(Saved entries)

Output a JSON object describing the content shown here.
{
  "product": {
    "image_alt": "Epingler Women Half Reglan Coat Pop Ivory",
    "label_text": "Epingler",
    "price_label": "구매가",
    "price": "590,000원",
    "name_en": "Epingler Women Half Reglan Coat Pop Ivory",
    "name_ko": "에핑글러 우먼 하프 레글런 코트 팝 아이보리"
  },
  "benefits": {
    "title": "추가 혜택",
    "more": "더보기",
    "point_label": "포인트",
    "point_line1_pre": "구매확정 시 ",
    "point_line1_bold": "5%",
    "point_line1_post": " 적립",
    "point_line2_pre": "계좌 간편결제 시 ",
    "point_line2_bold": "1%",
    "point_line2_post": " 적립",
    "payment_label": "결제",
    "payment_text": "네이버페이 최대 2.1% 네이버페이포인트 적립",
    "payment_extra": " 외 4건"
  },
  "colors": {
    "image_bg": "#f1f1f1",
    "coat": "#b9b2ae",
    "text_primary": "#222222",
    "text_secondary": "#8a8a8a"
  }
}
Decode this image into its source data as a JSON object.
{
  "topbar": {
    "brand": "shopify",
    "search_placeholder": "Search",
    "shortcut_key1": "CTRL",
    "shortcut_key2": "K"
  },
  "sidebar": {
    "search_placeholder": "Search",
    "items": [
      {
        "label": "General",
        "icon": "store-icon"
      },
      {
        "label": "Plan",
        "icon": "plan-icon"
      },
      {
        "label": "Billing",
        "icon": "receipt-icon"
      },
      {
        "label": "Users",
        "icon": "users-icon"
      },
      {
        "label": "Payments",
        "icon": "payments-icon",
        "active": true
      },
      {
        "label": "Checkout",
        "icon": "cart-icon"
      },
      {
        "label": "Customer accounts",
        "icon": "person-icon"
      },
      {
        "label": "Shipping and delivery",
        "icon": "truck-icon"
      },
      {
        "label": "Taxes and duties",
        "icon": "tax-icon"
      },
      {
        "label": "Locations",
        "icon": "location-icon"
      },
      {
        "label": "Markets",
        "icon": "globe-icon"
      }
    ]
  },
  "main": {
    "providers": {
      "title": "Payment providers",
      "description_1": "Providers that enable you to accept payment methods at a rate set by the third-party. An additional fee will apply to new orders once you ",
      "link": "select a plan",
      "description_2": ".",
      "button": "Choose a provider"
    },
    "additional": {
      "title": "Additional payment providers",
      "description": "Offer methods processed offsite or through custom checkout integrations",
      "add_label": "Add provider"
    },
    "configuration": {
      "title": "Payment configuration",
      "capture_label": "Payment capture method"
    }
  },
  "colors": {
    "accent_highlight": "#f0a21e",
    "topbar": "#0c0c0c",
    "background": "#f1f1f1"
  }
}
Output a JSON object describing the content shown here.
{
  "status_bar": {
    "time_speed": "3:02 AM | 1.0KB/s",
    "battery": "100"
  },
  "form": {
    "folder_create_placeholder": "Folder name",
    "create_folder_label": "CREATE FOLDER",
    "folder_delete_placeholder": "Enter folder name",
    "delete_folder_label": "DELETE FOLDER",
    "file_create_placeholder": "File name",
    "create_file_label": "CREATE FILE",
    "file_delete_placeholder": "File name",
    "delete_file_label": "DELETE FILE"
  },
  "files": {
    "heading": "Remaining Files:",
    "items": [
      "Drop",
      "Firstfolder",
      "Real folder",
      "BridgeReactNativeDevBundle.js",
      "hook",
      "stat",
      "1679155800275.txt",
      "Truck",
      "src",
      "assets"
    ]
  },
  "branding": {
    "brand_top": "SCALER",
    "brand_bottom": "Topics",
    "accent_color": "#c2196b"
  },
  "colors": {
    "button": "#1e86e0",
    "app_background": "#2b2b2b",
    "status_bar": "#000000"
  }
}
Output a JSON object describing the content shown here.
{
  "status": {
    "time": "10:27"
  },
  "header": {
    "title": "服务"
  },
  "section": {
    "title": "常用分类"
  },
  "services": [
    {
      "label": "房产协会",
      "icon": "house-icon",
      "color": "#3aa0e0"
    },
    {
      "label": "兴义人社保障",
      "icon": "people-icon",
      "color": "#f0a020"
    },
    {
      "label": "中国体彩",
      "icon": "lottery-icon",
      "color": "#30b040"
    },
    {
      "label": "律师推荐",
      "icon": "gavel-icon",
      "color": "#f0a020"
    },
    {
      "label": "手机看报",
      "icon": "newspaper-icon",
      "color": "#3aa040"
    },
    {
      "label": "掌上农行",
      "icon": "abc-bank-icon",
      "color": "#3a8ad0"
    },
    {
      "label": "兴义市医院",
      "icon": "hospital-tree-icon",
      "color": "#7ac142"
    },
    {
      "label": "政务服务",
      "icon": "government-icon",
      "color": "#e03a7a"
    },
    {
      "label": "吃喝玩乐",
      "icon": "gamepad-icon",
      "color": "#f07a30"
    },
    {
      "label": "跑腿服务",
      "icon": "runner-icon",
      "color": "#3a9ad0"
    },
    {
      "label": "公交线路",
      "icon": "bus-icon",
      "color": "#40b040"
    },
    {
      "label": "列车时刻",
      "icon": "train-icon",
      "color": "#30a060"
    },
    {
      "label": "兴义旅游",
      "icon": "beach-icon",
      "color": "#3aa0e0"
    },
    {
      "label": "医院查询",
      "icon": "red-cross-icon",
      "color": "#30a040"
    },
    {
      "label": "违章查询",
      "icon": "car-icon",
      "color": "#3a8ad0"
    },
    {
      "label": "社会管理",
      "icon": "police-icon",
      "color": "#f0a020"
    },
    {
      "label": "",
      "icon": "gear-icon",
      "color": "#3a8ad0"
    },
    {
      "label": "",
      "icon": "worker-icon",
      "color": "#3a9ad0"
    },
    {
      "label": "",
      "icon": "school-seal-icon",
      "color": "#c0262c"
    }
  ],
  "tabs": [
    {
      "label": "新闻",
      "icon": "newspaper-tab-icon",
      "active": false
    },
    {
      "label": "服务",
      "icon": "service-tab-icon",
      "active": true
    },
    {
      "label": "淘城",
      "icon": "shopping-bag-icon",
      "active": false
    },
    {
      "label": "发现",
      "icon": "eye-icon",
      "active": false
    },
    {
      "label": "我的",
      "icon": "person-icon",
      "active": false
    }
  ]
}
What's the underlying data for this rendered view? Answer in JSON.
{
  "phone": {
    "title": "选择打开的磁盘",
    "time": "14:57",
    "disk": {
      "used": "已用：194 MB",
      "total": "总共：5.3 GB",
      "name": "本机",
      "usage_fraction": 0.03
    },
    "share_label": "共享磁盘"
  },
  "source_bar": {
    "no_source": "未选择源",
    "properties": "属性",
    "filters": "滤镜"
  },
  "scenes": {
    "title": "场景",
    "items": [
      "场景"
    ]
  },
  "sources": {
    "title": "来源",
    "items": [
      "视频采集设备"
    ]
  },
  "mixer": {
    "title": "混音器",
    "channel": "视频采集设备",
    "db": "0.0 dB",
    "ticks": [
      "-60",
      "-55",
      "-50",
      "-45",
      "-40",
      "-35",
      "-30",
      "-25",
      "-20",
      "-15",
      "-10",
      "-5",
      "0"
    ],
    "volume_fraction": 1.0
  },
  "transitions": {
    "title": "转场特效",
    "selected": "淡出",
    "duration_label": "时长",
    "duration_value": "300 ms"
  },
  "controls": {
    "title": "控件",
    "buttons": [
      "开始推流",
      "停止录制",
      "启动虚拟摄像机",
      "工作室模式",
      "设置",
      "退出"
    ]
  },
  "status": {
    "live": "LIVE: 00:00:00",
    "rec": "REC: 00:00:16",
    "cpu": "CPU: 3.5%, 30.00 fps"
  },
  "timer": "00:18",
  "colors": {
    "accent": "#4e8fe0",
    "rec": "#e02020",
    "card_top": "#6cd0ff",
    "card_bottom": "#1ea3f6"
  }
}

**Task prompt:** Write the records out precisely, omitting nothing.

**Response to the task:**
Output a JSON object describing the content shown here.
{
  "product": {
    "image_alt": "Epingler Women Half Reglan Coat Pop Ivory",
    "label_text": "Epingler",
    "price_label": "구매가",
    "price": "590,000원",
    "name_en": "Epingler Women Half Reglan Coat Pop Ivory",
    "name_ko": "에핑글러 우먼 하프 레글런 코트 팝 아이보리"
  },
  "benefits": {
    "title": "추가 혜택",
    "more": "더보기",
    "point_label": "포인트",
    "point_line1_pre": "구매확정 시 ",
    "point_line1_bold": "5%",
    "point_line1_post": " 적립",
    "point_line2_pre": "계좌 간편결제 시 ",
    "point_line2_bold": "1%",
    "point_line2_post": " 적립",
    "payment_label": "결제",
    "payment_text": "네이버페이 최대 2.1% 네이버페이포인트 적립",
    "payment_extra": " 외 4건"
  },
  "colors": {
    "image_bg": "#f1f1f1",
    "coat": "#b9b2ae",
    "text_primary": "#222222",
    "text_secondary": "#8a8a8a"
  }
}
Decode this image into its source data as a JSON object.
{
  "topbar": {
    "brand": "shopify",
    "search_placeholder": "Search",
    "shortcut_key1": "CTRL",
    "shortcut_key2": "K"
  },
  "sidebar": {
    "search_placeholder": "Search",
    "items": [
      {
        "label": "General",
        "icon": "store-icon"
      },
      {
        "label": "Plan",
        "icon": "plan-icon"
      },
      {
        "label": "Billing",
        "icon": "receipt-icon"
      },
      {
        "label": "Users",
        "icon": "users-icon"
      },
      {
        "label": "Payments",
        "icon": "payments-icon",
        "active": true
      },
      {
        "label": "Checkout",
        "icon": "cart-icon"
      },
      {
        "label": "Customer accounts",
        "icon": "person-icon"
      },
      {
        "label": "Shipping and delivery",
        "icon": "truck-icon"
      },
      {
        "label": "Taxes and duties",
        "icon": "tax-icon"
      },
      {
        "label": "Locations",
        "icon": "location-icon"
      },
      {
        "label": "Markets",
        "icon": "globe-icon"
      }
    ]
  },
  "main": {
    "providers": {
      "title": "Payment providers",
      "description_1": "Providers that enable you to accept payment methods at a rate set by the third-party. An additional fee will apply to new orders once you ",
      "link": "select a plan",
      "description_2": ".",
      "button": "Choose a provider"
    },
    "additional": {
      "title": "Additional payment providers",
      "description": "Offer methods processed offsite or through custom checkout integrations",
      "add_label": "Add provider"
    },
    "configuration": {
      "title": "Payment configuration",
      "capture_label": "Payment capture method"
    }
  },
  "colors": {
    "accent_highlight": "#f0a21e",
    "topbar": "#0c0c0c",
    "background": "#f1f1f1"
  }
}
Output a JSON object describing the content shown here.
{
  "status_bar": {
    "time_speed": "3:02 AM | 1.0KB/s",
    "battery": "100"
  },
  "form": {
    "folder_create_placeholder": "Folder name",
    "create_folder_label": "CREATE FOLDER",
    "folder_delete_placeholder": "Enter folder name",
    "delete_folder_label": "DELETE FOLDER",
    "file_create_placeholder": "File name",
    "create_file_label": "CREATE FILE",
    "file_delete_placeholder": "File name",
    "delete_file_label": "DELETE FILE"
  },
  "files": {
    "heading": "Remaining Files:",
    "items": [
      "Drop",
      "Firstfolder",
      "Real folder",
      "BridgeReactNativeDevBundle.js",
      "hook",
      "stat",
      "1679155800275.txt",
      "Truck",
      "src",
      "assets"
    ]
  },
  "branding": {
    "brand_top": "SCALER",
    "brand_bottom": "Topics",
    "accent_color": "#c2196b"
  },
  "colors": {
    "button": "#1e86e0",
    "app_background": "#2b2b2b",
    "status_bar": "#000000"
  }
}
Output a JSON object describing the content shown here.
{
  "status": {
    "time": "10:27"
  },
  "header": {
    "title": "服务"
  },
  "section": {
    "title": "常用分类"
  },
  "services": [
    {
      "label": "房产协会",
      "icon": "house-icon",
      "color": "#3aa0e0"
    },
    {
      "label": "兴义人社保障",
      "icon": "people-icon",
      "color": "#f0a020"
    },
    {
      "label": "中国体彩",
      "icon": "lottery-icon",
      "color": "#30b040"
    },
    {
      "label": "律师推荐",
      "icon": "gavel-icon",
      "color": "#f0a020"
    },
    {
      "label": "手机看报",
      "icon": "newspaper-icon",
      "color": "#3aa040"
    },
    {
      "label": "掌上农行",
      "icon": "abc-bank-icon",
      "color": "#3a8ad0"
    },
    {
      "label": "兴义市医院",
      "icon": "hospital-tree-icon",
      "color": "#7ac142"
    },
    {
      "label": "政务服务",
      "icon": "government-icon",
      "color": "#e03a7a"
    },
    {
      "label": "吃喝玩乐",
      "icon": "gamepad-icon",
      "color": "#f07a30"
    },
    {
      "label": "跑腿服务",
      "icon": "runner-icon",
      "color": "#3a9ad0"
    },
    {
      "label": "公交线路",
      "icon": "bus-icon",
      "color": "#40b040"
    },
    {
      "label": "列车时刻",
      "icon": "train-icon",
      "color": "#30a060"
    },
    {
      "label": "兴义旅游",
      "icon": "beach-icon",
      "color": "#3aa0e0"
    },
    {
      "label": "医院查询",
      "icon": "red-cross-icon",
      "color": "#30a040"
    },
    {
      "label": "违章查询",
      "icon": "car-icon",
      "color": "#3a8ad0"
    },
    {
      "label": "社会管理",
      "icon": "police-icon",
      "color": "#f0a020"
    },
    {
      "label": "",
      "icon": "gear-icon",
      "color": "#3a8ad0"
    },
    {
      "label": "",
      "icon": "worker-icon",
      "color": "#3a9ad0"
    },
    {
      "label": "",
      "icon": "school-seal-icon",
      "color": "#c0262c"
    }
  ],
  "tabs": [
    {
      "label": "新闻",
      "icon": "newspaper-tab-icon",
      "active": false
    },
    {
      "label": "服务",
      "icon": "service-tab-icon",
      "active": true
    },
    {
      "label": "淘城",
      "icon": "shopping-bag-icon",
      "active": false
    },
    {
      "label": "发现",
      "icon": "eye-icon",
      "active": false
    },
    {
      "label": "我的",
      "icon": "person-icon",
      "active": false
    }
  ]
}
What's the underlying data for this rendered view? Answer in JSON.
{
  "phone": {
    "title": "选择打开的磁盘",
    "time": "14:57",
    "disk": {
      "used": "已用：194 MB",
      "total": "总共：5.3 GB",
      "name": "本机",
      "usage_fraction": 0.03
    },
    "share_label": "共享磁盘"
  },
  "source_bar": {
    "no_source": "未选择源",
    "properties": "属性",
    "filters": "滤镜"
  },
  "scenes": {
    "title": "场景",
    "items": [
      "场景"
    ]
  },
  "sources": {
    "title": "来源",
    "items": [
      "视频采集设备"
    ]
  },
  "mixer": {
    "title": "混音器",
    "channel": "视频采集设备",
    "db": "0.0 dB",
    "ticks": [
      "-60",
      "-55",
      "-50",
      "-45",
      "-40",
      "-35",
      "-30",
      "-25",
      "-20",
      "-15",
      "-10",
      "-5",
      "0"
    ],
    "volume_fraction": 1.0
  },
  "transitions": {
    "title": "转场特效",
    "selected": "淡出",
    "duration_label": "时长",
    "duration_value": "300 ms"
  },
  "controls": {
    "title": "控件",
    "buttons": [
      "开始推流",
      "停止录制",
      "启动虚拟摄像机",
      "工作室模式",
      "设置",
      "退出"
    ]
  },
  "status": {
    "live": "LIVE: 00:00:00",
    "rec": "REC: 00:00:16",
    "cpu": "CPU: 3.5%, 30.00 fps"
  },
  "timer": "00:18",
  "colors": {
    "accent": "#4e8fe0",
    "rec": "#e02020",
    "card_top": "#6cd0ff",
    "card_bottom": "#1ea3f6"
  }
}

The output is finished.